What causes pulsatile tinnitus?
The cause of tinnitus can be difficult to determine, but there are some conditions or factors which are known to be associated with pulsatile tinnitus. These include:
- Changes in rate of blood flow – an increase in the amount of blood flowing through your circulatory system can increase your chances of pulsatile tinnitus. This may occur during or directly after exercise, as a symptom of anaemia or an over-active thyroid. Hardening of the arteries may also disturb blood flow. Instead of blood moving smoothly around the body, flow becomes turbulent and this creates noise
- Deafness – suffering from hearing loss, particularly if it is the result of ear wax, can worsen symptoms of tinnitus. This is because external sounds no longer mask the ‘normal’ internal sounds.

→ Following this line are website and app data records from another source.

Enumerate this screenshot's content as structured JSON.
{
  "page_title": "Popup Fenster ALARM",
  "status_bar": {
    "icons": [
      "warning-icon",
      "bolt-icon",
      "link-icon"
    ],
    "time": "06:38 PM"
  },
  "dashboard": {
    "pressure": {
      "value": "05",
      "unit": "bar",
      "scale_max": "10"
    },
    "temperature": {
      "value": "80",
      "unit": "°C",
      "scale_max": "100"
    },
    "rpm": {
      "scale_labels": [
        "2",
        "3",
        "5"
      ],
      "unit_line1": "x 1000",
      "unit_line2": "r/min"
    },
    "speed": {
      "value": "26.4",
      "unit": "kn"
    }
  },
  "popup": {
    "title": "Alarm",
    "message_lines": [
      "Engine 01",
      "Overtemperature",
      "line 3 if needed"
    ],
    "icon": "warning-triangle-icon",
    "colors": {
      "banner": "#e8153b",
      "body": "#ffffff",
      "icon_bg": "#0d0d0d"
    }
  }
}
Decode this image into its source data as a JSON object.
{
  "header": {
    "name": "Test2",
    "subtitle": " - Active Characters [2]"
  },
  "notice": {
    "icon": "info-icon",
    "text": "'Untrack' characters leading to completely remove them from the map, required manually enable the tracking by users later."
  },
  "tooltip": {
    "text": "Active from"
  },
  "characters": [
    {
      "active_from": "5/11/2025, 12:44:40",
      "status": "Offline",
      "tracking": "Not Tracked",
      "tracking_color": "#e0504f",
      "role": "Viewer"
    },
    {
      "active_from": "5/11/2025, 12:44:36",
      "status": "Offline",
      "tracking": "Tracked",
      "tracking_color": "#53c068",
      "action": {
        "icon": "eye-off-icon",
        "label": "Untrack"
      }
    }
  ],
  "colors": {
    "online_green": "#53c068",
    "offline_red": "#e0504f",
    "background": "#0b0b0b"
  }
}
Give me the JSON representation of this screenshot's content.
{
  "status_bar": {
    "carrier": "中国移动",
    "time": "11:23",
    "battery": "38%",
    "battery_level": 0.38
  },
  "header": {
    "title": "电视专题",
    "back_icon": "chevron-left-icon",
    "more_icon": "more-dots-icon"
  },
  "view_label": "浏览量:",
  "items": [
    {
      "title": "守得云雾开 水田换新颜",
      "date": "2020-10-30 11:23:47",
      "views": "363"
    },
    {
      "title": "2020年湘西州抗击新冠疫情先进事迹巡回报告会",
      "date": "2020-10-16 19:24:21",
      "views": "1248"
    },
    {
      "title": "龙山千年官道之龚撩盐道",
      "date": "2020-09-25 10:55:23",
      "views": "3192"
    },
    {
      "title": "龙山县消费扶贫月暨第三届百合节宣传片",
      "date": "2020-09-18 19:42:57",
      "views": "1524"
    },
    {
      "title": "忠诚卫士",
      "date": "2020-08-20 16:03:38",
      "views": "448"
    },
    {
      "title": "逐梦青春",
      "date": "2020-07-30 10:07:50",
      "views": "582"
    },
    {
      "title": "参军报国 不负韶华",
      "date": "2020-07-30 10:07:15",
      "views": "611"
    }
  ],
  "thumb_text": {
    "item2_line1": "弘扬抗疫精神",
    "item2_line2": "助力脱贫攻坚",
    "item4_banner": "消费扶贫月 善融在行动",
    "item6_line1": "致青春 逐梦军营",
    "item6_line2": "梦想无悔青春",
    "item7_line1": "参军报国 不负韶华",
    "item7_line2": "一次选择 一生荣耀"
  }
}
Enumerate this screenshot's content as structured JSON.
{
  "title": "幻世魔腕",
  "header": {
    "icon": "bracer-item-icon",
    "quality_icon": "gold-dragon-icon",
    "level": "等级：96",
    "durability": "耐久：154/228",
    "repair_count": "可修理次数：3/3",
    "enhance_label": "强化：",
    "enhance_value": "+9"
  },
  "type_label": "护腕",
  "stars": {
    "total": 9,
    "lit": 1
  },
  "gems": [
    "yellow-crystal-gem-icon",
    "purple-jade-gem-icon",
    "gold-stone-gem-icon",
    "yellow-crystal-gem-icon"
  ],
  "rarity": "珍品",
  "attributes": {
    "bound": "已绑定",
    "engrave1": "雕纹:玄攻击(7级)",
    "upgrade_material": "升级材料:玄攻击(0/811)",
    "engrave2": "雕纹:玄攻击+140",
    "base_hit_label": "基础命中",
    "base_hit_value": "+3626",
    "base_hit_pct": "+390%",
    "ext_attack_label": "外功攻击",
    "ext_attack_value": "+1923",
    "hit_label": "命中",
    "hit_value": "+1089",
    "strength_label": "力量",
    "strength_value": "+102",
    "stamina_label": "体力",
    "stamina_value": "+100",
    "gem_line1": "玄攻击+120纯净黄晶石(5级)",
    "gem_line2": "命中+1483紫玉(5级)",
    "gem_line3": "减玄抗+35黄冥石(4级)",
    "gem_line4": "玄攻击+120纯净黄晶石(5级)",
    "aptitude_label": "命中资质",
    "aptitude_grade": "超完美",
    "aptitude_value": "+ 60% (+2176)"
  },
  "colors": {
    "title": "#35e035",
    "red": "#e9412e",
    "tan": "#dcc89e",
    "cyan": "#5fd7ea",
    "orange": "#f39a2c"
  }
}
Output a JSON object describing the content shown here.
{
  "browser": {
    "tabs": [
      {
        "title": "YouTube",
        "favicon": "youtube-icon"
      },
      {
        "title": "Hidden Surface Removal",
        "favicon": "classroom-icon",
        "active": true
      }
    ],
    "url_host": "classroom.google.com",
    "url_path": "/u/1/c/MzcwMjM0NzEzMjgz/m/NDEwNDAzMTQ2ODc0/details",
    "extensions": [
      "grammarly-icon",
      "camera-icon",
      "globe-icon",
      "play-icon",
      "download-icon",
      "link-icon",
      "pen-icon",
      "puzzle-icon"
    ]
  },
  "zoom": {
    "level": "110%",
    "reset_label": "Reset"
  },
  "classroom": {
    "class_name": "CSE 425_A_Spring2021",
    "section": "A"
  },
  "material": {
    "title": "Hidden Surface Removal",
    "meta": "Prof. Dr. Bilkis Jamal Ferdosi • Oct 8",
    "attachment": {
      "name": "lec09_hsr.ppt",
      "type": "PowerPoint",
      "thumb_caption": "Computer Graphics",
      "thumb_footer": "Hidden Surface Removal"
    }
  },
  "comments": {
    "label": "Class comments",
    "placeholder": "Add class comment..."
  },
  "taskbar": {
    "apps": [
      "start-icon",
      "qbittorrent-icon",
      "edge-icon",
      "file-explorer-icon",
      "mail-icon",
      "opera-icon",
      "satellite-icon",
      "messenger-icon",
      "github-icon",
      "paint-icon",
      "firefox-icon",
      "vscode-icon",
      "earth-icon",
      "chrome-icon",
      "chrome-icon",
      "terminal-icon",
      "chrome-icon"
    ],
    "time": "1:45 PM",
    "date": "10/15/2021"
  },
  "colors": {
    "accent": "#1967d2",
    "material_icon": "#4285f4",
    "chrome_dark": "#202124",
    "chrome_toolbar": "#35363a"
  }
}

For example, if you stick your fingers in your ears (gently) you suddenly become very aware of any internal sounds in your ear and it is hard to block these sounds out
- It the pulses of rhythmic tinnitus do not coincide with your heartbeat, the cause could be regular muscle contractions in the middle ear. There are a number of causes for this, including infection or inflammation in the Eustachian tube of the ear
- Lastly, there are a number of rare health conditions which can give rise to pulsatile tinnitus. An example is something called idiopathic intracranial hypertension, a condition which gives rise to increased pressure in the fluid surrounding the brain.
If the cause of pulsatile tinnitus can be identified, the underlying condition should be addressed and this should bring about the most effective and long-lasting relief. For instance, anaemia or thyroid problems are usually very treatable illnesses.
If no specific cause for the problem is found, pulsatile tinnitus should be treated in the same way as normal tinnitus and with the use of self-help techniques. For some people, the use of Ginkgo biloba to help improve the way blood flows in the arteries can be of help.